  39. Environmental Management Spent Wash Generation - The Top & Bottom Five Units

  40. Environmental Management Biogas Generation in Nm3 /KL Spent Wash • Minimum - 7.26 • Maximum - 54.30 • Average - 32.31 • Mode - 32.38 No. of Units with negative performance compared to modal value – 16

  41. Environmental Management Biogas Generation - The Top & Bottom Five Units

  42. Environmental Management Dilution Ratio – KL Water/KL Treated Effluent • Minimum - 0.31 • Maximum - 44.81 • Average - 7.88 • Mode - 5.50 No. of Units with negative performance compared to modal value – 18

  43. Environmental Management Dilution Ratio – The Top & Bottom Five Units

  44. Overall Environmental Performance (Molasses Based Units) • Minimum - -1.82 • Maximum - 54.15 • Average - 25.27 • Mode - 26.17 No. of Units with negative performance compared to modal value – 18

  45. Conclusion 1. Regional Comparison of Environmental Performance RegionNo. of UnitsPerformance Avg. Eastern 06 23.55 Central 07 25.61 Western 17 26.47 Uttaranchal 03 21.14
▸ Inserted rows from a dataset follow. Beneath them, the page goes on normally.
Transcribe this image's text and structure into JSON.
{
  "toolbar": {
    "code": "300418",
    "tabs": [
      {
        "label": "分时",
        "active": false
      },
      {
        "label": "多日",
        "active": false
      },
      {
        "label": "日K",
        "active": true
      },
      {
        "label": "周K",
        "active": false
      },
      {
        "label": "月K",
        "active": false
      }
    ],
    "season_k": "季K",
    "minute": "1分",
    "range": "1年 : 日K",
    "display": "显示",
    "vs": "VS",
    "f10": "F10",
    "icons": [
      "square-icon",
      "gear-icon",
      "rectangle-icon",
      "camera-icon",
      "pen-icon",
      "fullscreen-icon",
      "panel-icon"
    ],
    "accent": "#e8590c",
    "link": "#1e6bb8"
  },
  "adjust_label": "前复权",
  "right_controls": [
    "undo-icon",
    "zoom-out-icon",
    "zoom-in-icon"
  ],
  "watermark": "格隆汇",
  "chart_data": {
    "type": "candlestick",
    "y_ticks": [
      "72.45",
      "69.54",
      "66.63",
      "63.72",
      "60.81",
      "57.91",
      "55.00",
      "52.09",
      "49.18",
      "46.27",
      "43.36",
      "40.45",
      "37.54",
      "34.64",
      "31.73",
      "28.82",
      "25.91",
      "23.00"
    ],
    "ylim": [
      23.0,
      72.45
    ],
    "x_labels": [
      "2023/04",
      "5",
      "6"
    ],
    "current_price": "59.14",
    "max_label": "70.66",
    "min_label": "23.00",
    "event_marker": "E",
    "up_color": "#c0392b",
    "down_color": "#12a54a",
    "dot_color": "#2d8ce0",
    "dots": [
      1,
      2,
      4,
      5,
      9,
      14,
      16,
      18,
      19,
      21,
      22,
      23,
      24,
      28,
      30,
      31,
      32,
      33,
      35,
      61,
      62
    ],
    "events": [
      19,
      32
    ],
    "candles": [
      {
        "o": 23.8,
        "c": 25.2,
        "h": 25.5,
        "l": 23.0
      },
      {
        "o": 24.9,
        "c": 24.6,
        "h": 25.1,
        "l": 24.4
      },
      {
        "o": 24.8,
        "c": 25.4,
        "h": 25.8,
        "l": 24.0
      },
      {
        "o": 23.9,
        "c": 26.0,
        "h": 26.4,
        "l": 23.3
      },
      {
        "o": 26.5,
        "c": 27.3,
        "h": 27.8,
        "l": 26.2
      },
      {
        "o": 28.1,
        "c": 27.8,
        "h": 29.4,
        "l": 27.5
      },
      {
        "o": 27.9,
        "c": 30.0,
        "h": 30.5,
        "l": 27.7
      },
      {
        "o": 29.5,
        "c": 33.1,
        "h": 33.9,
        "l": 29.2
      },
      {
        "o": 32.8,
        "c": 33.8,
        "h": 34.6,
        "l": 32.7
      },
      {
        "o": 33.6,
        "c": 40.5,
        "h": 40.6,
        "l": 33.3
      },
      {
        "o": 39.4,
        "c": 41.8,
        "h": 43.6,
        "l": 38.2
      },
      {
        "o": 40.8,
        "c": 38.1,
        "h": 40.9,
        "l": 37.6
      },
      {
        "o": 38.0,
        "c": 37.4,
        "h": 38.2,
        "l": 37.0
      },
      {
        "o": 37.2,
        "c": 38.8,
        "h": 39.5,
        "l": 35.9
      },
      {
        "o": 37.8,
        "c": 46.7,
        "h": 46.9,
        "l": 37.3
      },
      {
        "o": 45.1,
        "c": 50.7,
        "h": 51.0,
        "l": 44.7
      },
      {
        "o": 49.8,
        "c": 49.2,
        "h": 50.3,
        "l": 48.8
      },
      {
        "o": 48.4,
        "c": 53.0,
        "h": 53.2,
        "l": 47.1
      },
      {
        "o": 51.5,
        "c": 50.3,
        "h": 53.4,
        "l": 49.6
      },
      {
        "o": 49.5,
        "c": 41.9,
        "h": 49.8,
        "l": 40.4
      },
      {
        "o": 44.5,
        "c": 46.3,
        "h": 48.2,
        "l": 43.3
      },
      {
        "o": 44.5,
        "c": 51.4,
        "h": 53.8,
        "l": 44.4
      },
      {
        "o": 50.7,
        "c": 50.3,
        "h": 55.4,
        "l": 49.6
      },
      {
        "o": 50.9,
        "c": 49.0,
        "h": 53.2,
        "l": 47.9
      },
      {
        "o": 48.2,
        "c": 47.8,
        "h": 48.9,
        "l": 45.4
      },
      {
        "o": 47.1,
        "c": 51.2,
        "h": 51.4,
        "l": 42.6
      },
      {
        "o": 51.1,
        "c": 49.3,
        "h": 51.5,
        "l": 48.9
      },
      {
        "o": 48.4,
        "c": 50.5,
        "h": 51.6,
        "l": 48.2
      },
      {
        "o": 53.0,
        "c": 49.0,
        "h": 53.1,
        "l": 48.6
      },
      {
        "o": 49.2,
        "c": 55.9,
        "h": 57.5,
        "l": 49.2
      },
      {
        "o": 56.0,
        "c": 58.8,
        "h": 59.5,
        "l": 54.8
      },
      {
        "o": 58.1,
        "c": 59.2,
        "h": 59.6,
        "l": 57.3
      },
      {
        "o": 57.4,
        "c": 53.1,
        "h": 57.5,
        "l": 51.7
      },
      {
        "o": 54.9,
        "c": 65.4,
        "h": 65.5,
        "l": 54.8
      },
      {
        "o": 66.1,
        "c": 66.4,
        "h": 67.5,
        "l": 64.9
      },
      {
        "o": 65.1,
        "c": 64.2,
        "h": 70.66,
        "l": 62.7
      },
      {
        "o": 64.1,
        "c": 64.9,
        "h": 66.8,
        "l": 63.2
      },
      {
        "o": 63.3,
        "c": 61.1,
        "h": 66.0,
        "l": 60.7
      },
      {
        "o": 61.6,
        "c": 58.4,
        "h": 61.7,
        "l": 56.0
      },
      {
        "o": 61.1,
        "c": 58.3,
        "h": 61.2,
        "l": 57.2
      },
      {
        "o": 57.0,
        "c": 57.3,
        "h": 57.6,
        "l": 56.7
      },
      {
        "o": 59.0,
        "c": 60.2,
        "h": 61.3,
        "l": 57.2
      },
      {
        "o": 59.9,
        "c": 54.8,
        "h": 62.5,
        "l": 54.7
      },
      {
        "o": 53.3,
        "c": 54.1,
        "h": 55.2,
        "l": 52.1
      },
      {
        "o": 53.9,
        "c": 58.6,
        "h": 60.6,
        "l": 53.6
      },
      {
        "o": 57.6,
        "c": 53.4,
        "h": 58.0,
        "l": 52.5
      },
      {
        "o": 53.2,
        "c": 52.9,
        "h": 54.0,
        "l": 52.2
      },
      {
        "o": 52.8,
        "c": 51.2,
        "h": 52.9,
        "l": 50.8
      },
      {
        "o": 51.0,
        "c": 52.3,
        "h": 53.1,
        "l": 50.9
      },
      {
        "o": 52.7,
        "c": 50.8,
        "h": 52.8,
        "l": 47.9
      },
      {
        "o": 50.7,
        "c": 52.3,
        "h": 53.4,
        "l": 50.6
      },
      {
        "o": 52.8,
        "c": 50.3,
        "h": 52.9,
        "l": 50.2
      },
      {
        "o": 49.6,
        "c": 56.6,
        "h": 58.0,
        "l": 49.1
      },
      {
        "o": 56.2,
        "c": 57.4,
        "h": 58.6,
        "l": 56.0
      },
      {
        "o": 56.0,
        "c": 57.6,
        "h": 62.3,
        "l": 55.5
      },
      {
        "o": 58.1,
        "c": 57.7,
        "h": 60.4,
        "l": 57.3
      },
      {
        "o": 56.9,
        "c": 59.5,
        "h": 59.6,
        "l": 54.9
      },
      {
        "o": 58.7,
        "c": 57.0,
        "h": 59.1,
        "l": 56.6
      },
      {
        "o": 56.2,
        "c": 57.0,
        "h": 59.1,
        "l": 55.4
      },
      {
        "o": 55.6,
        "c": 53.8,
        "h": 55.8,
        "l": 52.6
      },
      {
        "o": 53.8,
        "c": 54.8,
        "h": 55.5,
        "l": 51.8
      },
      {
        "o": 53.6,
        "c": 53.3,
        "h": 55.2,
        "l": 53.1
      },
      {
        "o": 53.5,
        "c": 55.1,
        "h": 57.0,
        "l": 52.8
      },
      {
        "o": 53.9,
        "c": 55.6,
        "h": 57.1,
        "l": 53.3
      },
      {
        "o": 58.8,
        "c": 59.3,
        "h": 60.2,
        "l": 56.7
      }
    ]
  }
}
  46. 2. River Catchment-wise – No. of Distilleries River Catchment Units Discharging Land disposal/ to River Bio-Composting Ghagra 06 05 01 Gomti 03 01 02 Ganga 20 18 02 Yamuna 06 06 - (Including 2 Grain Based distilleries)

  47. 3. Locational Comparison of Environmental Performance LocationNo. of UnitsPerformance Avg. Rural 23 24.90 Semi Urban 02 29.97 Urban 08 25.18

  48. 5. Environmental Performance vs Gross Profit Gross Profit is directly proportional to Environmental Performance. (Available data for 14 units) Better the Environmental Performance, higher is the Profitability.

  49. 6. Better Environmental Performance of Grain Based Distilleries • The environmental performance of Grain Based is better in comparison to molasses based distilleries • Even Though their energy requirements are much higher. • Notably, there is no recognition for IMFL as Whisky by WTO.

  50. Savings’ Potential in the overall industry through improved environmental performance • Potential for annual cost savings on achieving industry-bestperformance value: • Molasses Consumption : Rs. 26.95 Crores • Water Consumption : Rs. 12.04 Crores • Biogas Utilization : Rs. 22.50 Crores • Reduction in Total • Energy Consumption : Rs. 45.32 Crores